Step 3 - Line 3-4 baking trays with parchment or silpats (I find best results with silpats). Place the mixture in a piping bag fitted with a plain size 11 nozzle. Pipe desired sizes making sure to leave about an inch between each one. Allow to sit until a skin forms-this can take anything from 15 minutes to over an hour and it depends on the weather conditions. If you have air conditioning, you can switch it onto cool and this will help speed it up (very humid conditions are not ideal for making macarons).
Step 4 - When you can touch the surface of the macarons and it doesn't stick they are ready to bake. Bake in a 150C/300F oven for 30 minutes. I bake one tray at a time as sometimes the bottom tray doesn't bake as well and doesn't form feet.
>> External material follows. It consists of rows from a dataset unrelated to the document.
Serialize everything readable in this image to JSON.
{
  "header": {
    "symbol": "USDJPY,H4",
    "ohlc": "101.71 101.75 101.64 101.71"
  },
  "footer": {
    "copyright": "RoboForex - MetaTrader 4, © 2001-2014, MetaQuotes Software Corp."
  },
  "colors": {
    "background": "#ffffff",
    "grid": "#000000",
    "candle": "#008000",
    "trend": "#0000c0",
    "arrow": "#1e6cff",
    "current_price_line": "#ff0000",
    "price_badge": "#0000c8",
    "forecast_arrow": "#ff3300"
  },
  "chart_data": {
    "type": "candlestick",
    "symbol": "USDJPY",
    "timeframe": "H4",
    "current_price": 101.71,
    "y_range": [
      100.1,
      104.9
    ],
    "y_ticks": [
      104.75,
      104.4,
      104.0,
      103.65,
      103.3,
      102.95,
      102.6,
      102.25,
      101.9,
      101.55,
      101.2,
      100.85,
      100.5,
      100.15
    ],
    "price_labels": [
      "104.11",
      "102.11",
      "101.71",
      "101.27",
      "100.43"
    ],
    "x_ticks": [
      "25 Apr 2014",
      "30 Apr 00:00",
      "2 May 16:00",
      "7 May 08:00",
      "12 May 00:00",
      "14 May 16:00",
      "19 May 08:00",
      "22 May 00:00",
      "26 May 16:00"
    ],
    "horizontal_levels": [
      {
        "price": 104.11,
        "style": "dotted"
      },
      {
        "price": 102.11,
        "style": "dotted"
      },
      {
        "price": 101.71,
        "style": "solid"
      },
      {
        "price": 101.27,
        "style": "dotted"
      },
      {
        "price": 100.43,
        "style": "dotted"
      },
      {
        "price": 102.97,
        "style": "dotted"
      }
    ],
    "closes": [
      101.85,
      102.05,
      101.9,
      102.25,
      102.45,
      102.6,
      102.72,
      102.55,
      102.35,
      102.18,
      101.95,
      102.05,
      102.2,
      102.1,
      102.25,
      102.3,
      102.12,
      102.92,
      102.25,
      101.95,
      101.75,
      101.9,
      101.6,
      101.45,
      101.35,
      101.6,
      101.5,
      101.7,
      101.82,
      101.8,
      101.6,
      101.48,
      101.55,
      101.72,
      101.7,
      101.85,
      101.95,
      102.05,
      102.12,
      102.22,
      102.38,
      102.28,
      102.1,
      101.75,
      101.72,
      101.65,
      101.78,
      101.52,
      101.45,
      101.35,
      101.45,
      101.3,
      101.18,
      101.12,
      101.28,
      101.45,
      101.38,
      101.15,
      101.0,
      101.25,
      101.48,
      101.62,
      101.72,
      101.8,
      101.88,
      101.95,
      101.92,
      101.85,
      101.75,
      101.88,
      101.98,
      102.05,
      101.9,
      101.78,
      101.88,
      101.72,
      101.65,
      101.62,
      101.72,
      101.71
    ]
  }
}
Allow to cool for 10 minutes on the silpat and they will pull away perfectly.
Step 5 - I never make the buttercream until the macarons are done (because I tried these last year and they totally flopped, tricky little buggers). On speed 3 (out of 10 so quite slow) using a beater attachment beat the butter for 5 minutes and then add the sugar and water in two lots and beat for an additional 8 minutes. Add colouring and blackberry flavouring and beat for another 2 minutes.
Step 6 - Fit a piping bag with a star tip and place the buttercream in the piping bag. Separate macarons into matching size pairs. Pipe the buttercream on one half and sandwich together. Place in the fridge until ready.
Step 7 - Make the royal icing. Add the icing sugar to a food processor and process until all lumps are gone. Add the egg white and test the consistency. You want it to be able to hold a fine line-sift more icing sugar into the mix if it isn't stiff enough or add a drop of water if it is too stiff.
Step 8 - Place into a small piping bag (I make one out of parchment) and attach one blackberry gum on top of each macaron pair. Pipe patterns onto the macarons and then drop a couple of pearl cachous for eyes. Allow to set completely. Store in the fridge until needed. These are delicate but also freeze well but are best frozen without the royal icing detail and the gummy.